Location, Location, Location
Where to move to after college can be a big factor in whether you get a job or not. You may want to consider moving to Milwaukee [estimated unemployment rate: 5.7%] or Oklahoma City [estimated unemployment rate: 5.0%] for some of the lowest unemployment rates in the U.S.
On the opposite end of the stool, you may also want to stay clear of Providence, Riverside, L.A., Memphis, and Chicago due to the higher unemployment rates.
Picking a Company
In order to be happy, you need to chose the right company. If you hate the Internet and go work for Google, that would be a bad choice. If you hate Microsoft and go work for Google, that might be a good one.

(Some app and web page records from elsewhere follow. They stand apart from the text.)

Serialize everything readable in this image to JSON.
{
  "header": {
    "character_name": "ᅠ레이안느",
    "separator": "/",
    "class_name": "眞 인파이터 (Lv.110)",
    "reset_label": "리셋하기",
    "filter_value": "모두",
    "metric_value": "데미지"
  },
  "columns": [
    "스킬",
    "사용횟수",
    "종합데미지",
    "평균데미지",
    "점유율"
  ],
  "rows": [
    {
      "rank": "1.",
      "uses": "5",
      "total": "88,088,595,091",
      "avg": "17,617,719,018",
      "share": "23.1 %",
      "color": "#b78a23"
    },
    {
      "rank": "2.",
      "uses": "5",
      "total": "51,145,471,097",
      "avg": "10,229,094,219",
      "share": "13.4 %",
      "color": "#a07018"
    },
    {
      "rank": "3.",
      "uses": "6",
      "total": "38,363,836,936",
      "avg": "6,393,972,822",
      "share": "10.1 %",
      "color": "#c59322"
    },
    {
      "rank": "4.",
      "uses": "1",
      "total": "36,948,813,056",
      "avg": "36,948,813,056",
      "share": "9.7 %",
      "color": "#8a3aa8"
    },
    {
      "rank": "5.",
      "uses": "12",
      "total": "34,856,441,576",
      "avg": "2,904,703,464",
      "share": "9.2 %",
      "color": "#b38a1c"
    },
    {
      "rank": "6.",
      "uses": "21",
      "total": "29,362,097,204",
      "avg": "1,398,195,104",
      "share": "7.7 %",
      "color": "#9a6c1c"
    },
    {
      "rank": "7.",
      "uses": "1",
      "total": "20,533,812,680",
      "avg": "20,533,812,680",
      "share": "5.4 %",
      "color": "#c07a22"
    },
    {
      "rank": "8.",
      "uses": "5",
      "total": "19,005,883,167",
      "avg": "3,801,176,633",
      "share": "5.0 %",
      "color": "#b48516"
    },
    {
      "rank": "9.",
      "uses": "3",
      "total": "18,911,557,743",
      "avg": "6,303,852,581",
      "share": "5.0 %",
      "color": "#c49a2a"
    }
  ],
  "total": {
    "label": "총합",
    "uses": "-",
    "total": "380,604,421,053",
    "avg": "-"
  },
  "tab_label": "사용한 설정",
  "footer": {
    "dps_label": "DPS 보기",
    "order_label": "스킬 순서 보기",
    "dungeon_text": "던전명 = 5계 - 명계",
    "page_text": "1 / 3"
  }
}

The main part is to never settle like you did last weekend with that ugly girl you met at the bar named Cherry. Who names their child Cherry anyway? Be picky like you are with which professor you take, not like you are with cheap vodka.
A good staring point in choosing the right company to work for is Business Week’s list of Best Places to Launch a Career. Here are the top three companies (the rest can be found at the previous link):
- Walt Disney
Evil multinational or cute princess machine?
- Lockheed Martin
- Deloitte & Touche USA LLP
They do something with accounting.
The Internet does not have to be just a place you Facebook your friends or read useless blog articles (not like this one of course). You can do something constructive here too! Start by searching the following sites for job openings around the time you graduate:
If you do not have any luck at the above sites, you can go back to your initial uses of the Internet and just “poke” your friends until they send your resume to their bosses. Seriously however, Facebook and other social websites are a great way to network and find jobs as well. LinkedIn.com tends to be one of the most popular of those type of sites.
If All Else Fails
If all the above tips and hints fail you, you can always try calling local head hunters, going to your university’s career office, bugging some of your professors, or just asking your friends and family. You would be surprised how often who you know really matters. Good luck and feel free to leave a comment or ask a question below.
[Sources: Bureau of Labor Statistics, Forbes]